Known as the Pearl of the Orient, Hong Kong has a rich history that goes back centuries, with evidence of human habitation as early as the Stone Age. Hong Kong became a British colony in 1898, with a 99-year lease that ended when Great Britain transferred sovereignty back to the People’s Republic of China in 1997. China gave Hong Kong its current status as a special administrative region, and the city is renowned as a major finance center with the most skyscrapers in the world, the naturally formed Victoria Harbour and a highly developed public transportation system.
Where to Stay
Hotels in Hong Kong are plentiful and run the gamut in both style and affordability. The city is relatively compact with efficient public transportation, so you’ll be able to access its many landmarks no matter where you stay. For most travelers, the biggest issue is choosing between central Hong Kong, which has been compared to Manhattan’s fast-paced Financial District, and Kowloon, an urban area considered more authentically Chinese. If you don’t want to stay in central Hong Kong, you may consider Sheung Wan, which is about 15 minutes northwest of central and offers more hotels for the budget-minded. Kowloon is home to the Tsim Sha Tsui district, which is close to Victoria Harbour and has many well-known "name" hotels. Mong Kok is a good spot for private home rentals in a residential area, but it also has an exciting and colorful maze of street vendors and restaurants.
Located on the island of Chek Lap Kok, the two-terminal Hong Kong International Airport is considered the gateway to China. The airport has a shopping mall with a variety of stores and restaurants, and it offers secondary transportation, including buses to and from mainland China and a ferry transfer system that serves nine ports. For travelers requiring more specialized flights, there are multiple helicopter services available in Hong Kong, with heliports located atop many major hotels.
Top Things to Do
The Hong Kong skyline is a must-see for vacationers and business travelers alike, with bustling daytime views of outstanding architecture and glorious evening lights showcasing the numerous skyscrapers. Take a sunset cruise of Victoria Harbour, stroll the Hong Kong Zoological and Botanical Gardens and visit sacred sites such as the Ten Thousand Buddhas Monastery and Wong Tai Sin Temple. If shopping is your thing, don’t miss out on the world-class IFC Mall. When it comes to good eats, there are dining choices aplenty with pub crawls, restaurant tours and an abundance of street food.
Hong Kong’s weather is temperate for about six months out of the year, with the best weather and most sunshine coming in November and December.

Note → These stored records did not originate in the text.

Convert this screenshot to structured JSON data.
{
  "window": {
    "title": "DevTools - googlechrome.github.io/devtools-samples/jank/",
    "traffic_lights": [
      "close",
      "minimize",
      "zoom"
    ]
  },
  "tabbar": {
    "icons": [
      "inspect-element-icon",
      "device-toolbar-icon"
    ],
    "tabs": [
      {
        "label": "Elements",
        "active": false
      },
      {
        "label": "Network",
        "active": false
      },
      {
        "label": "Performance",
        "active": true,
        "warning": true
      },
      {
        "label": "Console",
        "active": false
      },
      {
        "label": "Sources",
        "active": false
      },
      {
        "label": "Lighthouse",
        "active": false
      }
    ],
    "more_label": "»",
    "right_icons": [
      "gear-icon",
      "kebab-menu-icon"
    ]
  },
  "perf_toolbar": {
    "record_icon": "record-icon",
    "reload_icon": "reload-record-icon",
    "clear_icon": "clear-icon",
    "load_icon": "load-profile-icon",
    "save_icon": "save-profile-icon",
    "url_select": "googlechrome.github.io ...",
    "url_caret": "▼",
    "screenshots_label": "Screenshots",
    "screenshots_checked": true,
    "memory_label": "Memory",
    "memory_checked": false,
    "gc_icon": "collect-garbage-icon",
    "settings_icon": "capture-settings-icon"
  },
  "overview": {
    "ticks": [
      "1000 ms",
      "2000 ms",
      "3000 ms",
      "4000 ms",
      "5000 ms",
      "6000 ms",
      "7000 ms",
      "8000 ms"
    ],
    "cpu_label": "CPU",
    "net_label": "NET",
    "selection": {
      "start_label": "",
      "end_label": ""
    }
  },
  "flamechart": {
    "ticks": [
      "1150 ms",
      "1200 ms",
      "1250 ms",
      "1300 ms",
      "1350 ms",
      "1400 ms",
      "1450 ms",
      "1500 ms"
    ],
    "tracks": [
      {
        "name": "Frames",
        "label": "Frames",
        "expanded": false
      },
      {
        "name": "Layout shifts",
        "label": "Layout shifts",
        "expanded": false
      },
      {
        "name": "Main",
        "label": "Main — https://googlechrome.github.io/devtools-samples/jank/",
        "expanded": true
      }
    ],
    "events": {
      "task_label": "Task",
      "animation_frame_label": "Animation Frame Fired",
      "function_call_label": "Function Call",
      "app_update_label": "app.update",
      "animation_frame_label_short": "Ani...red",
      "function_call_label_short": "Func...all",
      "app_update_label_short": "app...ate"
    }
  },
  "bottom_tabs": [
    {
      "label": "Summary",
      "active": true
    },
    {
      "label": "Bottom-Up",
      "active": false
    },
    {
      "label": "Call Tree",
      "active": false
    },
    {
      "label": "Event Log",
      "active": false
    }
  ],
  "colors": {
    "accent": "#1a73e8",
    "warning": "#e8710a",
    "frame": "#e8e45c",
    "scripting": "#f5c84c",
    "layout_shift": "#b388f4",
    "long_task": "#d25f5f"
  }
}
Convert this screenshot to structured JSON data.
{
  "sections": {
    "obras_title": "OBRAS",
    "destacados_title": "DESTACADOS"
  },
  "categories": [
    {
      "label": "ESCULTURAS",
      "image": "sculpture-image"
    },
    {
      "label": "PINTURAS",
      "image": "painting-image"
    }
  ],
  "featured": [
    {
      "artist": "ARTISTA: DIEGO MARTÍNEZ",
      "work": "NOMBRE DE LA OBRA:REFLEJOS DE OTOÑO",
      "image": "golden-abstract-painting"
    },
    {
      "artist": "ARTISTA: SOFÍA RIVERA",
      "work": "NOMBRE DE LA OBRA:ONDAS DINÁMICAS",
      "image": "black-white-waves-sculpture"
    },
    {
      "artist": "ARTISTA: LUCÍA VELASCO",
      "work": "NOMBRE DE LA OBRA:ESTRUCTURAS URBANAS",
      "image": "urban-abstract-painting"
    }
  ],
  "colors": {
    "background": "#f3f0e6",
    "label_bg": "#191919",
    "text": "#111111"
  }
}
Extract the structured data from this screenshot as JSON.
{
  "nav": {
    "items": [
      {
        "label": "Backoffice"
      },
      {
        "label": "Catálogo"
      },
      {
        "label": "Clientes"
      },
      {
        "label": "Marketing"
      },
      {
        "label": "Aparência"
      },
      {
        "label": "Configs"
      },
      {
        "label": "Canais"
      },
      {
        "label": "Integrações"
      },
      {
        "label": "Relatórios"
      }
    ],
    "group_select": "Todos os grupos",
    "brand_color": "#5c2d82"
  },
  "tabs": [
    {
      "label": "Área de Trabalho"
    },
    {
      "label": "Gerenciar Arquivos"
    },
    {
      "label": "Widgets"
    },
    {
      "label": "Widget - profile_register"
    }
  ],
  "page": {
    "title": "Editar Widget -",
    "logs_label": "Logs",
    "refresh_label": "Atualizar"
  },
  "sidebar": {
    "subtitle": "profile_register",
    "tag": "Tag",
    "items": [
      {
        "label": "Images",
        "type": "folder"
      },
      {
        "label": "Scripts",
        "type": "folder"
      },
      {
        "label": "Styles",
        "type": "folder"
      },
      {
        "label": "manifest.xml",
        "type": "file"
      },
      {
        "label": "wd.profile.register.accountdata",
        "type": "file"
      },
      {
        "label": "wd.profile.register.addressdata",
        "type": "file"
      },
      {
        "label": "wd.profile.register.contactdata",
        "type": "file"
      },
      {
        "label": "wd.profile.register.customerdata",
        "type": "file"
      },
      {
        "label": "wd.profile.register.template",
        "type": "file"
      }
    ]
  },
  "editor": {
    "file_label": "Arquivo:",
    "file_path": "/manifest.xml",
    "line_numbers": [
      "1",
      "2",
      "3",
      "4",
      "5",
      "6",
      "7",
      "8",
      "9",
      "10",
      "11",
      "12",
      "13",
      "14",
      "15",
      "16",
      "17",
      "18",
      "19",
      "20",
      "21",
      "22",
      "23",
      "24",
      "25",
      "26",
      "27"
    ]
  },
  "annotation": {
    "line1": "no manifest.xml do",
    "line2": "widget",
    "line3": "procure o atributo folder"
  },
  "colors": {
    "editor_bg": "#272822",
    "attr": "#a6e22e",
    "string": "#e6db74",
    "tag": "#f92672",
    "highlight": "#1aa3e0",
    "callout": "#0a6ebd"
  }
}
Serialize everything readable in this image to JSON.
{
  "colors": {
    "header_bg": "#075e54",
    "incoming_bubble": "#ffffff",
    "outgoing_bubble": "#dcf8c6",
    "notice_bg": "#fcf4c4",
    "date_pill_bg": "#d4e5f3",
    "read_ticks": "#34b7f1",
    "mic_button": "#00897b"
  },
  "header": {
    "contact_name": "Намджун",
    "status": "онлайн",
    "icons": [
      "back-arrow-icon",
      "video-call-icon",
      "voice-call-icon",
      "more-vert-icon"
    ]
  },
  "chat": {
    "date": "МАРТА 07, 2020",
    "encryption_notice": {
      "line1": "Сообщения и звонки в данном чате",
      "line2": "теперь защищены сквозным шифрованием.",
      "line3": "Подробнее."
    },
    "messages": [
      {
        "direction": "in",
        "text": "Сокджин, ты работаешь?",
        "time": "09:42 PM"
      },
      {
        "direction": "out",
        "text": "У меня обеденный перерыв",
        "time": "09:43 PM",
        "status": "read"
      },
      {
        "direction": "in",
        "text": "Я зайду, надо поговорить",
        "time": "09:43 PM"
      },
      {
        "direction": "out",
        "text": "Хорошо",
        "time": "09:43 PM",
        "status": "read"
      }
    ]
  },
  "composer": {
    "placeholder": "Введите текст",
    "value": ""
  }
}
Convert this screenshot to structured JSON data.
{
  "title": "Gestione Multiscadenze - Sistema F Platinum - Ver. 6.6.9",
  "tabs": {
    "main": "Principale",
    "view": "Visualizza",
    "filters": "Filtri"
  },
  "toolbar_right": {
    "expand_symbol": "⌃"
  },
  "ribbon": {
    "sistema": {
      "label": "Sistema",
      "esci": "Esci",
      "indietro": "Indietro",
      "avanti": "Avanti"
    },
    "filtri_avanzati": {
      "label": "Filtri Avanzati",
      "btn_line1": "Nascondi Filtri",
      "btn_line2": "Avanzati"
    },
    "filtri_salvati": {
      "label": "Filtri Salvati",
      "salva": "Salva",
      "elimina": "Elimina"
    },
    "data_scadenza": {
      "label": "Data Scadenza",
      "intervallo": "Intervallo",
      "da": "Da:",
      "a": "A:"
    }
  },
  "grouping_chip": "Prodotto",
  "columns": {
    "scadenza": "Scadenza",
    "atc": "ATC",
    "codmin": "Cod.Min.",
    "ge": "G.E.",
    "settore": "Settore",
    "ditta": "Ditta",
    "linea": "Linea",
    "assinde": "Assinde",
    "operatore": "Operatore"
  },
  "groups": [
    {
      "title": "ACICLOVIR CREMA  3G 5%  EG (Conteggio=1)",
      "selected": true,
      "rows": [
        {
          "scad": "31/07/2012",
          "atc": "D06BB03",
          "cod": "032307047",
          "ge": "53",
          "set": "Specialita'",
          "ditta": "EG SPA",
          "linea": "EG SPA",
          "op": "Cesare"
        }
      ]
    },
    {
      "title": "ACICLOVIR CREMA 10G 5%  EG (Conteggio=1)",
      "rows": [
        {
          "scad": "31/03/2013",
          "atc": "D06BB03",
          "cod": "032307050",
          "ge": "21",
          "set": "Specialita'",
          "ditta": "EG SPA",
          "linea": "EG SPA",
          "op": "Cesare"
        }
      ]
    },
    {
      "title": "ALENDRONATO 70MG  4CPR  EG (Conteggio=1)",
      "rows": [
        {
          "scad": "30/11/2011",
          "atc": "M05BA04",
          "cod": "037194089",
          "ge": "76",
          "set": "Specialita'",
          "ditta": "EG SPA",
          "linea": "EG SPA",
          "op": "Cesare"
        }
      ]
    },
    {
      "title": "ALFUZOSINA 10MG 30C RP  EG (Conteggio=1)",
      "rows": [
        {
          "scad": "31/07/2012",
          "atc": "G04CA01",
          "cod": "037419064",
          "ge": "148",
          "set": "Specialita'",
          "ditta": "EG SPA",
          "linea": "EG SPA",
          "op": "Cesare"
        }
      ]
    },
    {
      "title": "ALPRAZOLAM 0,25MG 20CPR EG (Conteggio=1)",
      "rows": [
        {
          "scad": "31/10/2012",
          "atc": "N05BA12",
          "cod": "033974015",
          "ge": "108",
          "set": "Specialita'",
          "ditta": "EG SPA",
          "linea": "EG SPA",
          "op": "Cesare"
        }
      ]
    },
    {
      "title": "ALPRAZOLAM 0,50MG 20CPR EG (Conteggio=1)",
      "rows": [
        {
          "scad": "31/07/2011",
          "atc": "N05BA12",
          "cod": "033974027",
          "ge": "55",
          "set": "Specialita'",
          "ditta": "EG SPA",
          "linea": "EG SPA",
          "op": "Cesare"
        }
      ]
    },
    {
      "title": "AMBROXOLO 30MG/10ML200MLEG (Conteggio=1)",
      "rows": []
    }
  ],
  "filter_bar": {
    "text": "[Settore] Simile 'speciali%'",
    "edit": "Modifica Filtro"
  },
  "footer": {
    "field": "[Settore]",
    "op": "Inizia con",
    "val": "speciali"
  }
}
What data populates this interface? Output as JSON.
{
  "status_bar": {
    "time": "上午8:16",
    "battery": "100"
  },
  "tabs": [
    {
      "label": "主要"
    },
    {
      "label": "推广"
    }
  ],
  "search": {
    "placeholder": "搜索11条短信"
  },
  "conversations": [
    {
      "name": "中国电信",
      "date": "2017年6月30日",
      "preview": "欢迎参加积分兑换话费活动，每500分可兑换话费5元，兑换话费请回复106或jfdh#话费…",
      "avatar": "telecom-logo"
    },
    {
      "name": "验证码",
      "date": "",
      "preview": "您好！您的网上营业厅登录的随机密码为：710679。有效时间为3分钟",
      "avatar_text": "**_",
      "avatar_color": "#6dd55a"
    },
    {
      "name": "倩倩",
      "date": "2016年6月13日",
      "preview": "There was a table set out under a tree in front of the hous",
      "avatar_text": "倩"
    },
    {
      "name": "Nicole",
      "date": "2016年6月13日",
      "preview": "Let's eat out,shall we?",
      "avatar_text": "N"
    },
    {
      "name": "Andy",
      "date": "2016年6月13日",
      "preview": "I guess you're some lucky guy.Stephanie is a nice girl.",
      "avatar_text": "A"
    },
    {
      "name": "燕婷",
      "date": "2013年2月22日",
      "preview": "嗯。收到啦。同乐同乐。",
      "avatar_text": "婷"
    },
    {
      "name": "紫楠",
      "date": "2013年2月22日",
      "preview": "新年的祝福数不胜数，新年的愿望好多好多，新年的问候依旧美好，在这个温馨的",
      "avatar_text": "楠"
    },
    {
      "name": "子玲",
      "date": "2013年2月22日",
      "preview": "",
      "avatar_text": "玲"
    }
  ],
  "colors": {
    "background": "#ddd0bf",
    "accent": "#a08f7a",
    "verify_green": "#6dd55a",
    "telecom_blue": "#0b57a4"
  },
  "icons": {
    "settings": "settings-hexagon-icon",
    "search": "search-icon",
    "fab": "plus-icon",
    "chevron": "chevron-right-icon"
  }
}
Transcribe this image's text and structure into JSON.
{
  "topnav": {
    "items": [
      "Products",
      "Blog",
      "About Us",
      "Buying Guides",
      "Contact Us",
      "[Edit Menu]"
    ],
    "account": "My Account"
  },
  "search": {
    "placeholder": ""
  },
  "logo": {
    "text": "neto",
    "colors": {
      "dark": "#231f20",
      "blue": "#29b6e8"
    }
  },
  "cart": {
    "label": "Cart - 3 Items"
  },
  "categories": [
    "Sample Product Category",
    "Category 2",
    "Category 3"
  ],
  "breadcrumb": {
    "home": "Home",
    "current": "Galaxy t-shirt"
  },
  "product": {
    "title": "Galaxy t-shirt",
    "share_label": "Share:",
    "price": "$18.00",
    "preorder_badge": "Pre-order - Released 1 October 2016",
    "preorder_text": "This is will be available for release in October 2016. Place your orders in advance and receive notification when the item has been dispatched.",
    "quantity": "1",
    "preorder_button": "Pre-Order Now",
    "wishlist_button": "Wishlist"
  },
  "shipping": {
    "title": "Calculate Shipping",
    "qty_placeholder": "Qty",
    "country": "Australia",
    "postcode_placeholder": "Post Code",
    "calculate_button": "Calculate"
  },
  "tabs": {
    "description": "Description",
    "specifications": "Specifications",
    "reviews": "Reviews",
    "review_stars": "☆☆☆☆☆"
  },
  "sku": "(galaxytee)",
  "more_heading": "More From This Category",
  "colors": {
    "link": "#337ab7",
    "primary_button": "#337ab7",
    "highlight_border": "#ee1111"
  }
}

Summers are hot, with average temperatures in the 80s, and the very wet rainy season runs from spring to fall, peaking in August.